Nobody looked at me strangely as I opened up a physical notebook to record my observations. Everyone simply assumed I was doing what they were doing on their phones. As a result, my note-taking process didn’t get in the way of my interactions, enabling me to develop rapport, and ultimately gather more useful information, from the people I was interacting with.
Using Evernote for fieldwork and data analysis, I have been able to keep all of my fieldnotes organized. Even now as I put the finishing touches on my dissertation, I constantly refer back to the notes I have stored there.
While Evernote doesn’t have any features designed explicitly for qualitative data analysis, its robust organizational features make it incredibly easy to create and find information. Evernote was not originally designed for researchers. But as it has developed, people have realized how it can help them with the research process. What Evernote does incredibly well — gather and organize information — is a major part of what researchers do.
The “real” way to do fieldnotes is a question for each person to decide.

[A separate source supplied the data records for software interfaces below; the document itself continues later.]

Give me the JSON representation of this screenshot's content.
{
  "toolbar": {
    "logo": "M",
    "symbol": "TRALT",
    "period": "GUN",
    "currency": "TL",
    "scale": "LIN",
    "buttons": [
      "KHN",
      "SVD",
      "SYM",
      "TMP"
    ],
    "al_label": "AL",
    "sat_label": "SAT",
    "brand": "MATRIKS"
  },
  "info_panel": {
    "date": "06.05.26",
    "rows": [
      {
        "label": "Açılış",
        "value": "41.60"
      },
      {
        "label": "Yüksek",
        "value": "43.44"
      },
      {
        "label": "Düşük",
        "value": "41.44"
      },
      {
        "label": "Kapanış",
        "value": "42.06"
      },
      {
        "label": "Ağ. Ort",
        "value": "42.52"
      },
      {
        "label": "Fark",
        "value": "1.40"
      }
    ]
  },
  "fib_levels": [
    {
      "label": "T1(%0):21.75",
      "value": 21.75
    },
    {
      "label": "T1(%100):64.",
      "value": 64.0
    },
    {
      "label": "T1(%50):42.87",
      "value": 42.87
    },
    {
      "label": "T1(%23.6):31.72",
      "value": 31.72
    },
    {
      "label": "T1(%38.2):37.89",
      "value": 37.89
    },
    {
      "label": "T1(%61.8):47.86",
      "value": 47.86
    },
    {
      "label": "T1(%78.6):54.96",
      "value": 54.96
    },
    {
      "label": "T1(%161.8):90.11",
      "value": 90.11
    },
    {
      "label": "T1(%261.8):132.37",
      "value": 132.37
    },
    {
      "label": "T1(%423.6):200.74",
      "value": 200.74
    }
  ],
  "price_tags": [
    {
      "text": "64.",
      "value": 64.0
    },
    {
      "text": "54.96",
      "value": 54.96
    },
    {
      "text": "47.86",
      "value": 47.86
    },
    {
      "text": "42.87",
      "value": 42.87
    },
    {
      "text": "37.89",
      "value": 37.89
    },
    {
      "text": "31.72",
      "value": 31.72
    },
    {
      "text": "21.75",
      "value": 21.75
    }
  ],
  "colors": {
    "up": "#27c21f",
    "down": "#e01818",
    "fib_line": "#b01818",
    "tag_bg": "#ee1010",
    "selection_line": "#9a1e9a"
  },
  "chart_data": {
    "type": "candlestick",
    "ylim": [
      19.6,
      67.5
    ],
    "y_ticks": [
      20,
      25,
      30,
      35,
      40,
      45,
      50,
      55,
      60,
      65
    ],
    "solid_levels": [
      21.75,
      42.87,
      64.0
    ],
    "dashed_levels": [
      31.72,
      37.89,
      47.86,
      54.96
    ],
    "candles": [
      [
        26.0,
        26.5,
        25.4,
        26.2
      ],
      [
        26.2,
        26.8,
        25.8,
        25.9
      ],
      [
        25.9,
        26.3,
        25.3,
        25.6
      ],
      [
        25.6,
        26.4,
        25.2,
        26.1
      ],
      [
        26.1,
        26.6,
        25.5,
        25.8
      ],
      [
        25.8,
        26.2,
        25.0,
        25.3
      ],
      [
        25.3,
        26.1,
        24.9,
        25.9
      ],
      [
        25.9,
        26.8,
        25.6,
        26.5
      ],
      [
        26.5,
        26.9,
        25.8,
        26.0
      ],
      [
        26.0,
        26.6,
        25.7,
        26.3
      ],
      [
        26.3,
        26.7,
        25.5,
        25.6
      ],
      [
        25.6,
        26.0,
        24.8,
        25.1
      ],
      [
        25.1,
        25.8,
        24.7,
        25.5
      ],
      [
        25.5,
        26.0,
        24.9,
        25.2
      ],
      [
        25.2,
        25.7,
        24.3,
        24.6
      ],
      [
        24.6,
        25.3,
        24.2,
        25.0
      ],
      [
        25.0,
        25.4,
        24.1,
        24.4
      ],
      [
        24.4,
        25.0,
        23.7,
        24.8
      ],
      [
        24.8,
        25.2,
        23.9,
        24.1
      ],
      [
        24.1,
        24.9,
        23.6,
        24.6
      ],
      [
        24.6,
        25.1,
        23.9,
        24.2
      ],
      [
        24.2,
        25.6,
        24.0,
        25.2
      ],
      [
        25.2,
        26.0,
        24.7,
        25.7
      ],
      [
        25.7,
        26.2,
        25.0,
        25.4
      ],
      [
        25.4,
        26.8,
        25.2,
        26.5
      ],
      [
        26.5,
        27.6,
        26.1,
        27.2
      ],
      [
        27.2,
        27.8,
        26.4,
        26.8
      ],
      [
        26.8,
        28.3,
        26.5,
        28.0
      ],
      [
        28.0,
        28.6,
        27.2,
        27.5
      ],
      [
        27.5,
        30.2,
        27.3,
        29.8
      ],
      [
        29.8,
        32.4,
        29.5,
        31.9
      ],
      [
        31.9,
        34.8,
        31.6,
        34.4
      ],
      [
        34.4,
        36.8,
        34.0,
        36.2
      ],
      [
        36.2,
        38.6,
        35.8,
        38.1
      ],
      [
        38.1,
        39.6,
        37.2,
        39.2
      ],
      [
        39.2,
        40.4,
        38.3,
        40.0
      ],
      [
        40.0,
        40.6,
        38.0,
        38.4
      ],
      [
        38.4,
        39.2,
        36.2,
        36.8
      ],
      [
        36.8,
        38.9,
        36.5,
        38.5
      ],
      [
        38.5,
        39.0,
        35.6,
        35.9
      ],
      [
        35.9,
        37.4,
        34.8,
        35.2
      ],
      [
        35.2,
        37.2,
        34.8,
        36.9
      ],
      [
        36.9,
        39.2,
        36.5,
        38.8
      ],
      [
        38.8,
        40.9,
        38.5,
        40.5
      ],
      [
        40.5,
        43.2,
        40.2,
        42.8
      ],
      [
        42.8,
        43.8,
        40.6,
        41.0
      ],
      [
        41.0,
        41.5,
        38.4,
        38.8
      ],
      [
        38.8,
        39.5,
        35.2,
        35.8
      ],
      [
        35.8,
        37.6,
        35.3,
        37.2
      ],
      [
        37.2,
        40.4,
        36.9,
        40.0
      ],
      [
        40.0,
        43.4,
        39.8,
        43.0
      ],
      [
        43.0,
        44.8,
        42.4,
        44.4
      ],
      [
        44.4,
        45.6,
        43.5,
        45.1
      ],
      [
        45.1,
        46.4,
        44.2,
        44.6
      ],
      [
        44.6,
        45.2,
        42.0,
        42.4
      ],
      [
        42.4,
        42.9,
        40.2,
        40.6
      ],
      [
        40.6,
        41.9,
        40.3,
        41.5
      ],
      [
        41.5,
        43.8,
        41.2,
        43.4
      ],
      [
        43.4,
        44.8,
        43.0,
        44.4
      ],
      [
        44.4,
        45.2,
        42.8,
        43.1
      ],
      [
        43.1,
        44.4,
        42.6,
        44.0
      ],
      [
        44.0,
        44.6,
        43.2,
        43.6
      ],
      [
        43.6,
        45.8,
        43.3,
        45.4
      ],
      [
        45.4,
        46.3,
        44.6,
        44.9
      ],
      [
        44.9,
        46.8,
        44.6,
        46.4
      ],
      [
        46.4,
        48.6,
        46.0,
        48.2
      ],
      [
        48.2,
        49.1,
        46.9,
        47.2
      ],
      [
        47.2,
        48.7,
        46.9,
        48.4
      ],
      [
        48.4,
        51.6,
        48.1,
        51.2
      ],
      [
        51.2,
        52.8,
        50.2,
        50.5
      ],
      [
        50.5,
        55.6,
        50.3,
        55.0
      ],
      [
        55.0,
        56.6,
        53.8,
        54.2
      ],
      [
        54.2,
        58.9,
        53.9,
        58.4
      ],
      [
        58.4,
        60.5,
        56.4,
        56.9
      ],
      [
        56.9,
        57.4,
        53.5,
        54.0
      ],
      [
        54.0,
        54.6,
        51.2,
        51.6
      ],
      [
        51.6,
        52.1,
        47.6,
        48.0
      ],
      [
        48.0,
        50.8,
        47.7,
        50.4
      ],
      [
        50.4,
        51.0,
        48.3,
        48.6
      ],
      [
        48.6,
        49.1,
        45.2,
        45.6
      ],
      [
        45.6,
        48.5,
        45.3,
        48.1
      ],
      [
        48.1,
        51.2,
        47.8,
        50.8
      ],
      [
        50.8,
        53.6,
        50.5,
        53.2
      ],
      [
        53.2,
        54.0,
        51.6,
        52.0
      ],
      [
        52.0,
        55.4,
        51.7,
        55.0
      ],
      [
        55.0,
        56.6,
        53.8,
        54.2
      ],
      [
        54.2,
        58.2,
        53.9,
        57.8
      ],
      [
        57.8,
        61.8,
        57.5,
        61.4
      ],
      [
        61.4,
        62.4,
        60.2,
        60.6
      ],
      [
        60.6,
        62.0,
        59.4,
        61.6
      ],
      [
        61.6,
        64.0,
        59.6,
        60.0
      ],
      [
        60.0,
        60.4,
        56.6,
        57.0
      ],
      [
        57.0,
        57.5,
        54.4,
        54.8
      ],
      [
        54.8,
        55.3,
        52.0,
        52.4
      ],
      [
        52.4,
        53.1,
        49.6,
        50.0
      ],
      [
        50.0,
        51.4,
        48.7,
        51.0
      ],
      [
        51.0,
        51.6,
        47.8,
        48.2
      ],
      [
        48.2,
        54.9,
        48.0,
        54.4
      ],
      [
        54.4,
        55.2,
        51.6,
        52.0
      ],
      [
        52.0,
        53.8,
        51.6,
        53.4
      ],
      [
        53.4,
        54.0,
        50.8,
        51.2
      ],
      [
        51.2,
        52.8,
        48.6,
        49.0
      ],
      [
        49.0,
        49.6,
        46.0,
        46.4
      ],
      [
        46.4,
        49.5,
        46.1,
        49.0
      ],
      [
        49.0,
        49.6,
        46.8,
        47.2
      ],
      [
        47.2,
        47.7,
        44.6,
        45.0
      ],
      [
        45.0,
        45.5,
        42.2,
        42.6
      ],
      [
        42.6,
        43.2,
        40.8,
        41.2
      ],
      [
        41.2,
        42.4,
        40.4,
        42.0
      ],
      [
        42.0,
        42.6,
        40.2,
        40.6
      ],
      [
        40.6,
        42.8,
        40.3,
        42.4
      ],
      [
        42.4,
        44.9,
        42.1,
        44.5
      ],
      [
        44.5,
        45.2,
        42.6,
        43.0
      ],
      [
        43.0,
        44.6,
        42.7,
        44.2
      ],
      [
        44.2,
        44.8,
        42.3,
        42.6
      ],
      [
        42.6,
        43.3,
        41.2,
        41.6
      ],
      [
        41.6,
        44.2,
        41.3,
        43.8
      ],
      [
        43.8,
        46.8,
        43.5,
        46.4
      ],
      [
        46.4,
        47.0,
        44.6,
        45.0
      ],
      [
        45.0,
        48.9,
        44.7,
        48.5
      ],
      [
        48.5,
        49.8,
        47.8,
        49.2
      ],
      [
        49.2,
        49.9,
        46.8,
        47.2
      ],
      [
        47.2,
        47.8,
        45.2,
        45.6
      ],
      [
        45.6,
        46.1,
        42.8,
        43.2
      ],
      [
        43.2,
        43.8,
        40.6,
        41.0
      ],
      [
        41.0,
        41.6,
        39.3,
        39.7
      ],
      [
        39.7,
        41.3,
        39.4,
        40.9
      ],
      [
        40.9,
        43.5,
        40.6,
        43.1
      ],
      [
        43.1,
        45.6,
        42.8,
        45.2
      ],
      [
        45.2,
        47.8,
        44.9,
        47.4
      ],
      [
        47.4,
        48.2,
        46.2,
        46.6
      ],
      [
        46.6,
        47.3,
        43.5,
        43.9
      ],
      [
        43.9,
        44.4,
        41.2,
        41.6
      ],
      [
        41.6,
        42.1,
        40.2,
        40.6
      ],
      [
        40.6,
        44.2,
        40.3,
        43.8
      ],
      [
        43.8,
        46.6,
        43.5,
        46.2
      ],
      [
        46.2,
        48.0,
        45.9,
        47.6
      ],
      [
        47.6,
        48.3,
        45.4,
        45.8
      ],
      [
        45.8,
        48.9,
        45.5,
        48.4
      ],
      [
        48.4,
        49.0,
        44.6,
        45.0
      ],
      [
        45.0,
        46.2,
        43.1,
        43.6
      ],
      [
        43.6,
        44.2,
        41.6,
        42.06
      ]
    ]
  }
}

Once I got over my hang-ups about the nature of fieldnotes, I was able to think creatively about how best to conduct my research. I came to realize that the way I took notes was less important than coming up with a process that enabled me to make and organize observations. Once I thought more about the best way to achieve the goals of my research, rather than trying to mirror exactly how anthropologists of a hundred years ago (and many still today) did their research, I was able to come up with a solution that worked for me.
Not only did Evernote allow me to take and organize my notes, but it also improved my research itself by allowing me to connect with people. Physical notes proved to be a barrier to my success; with Evernote, as far as anyone knew, I was just another dad on his cell phone.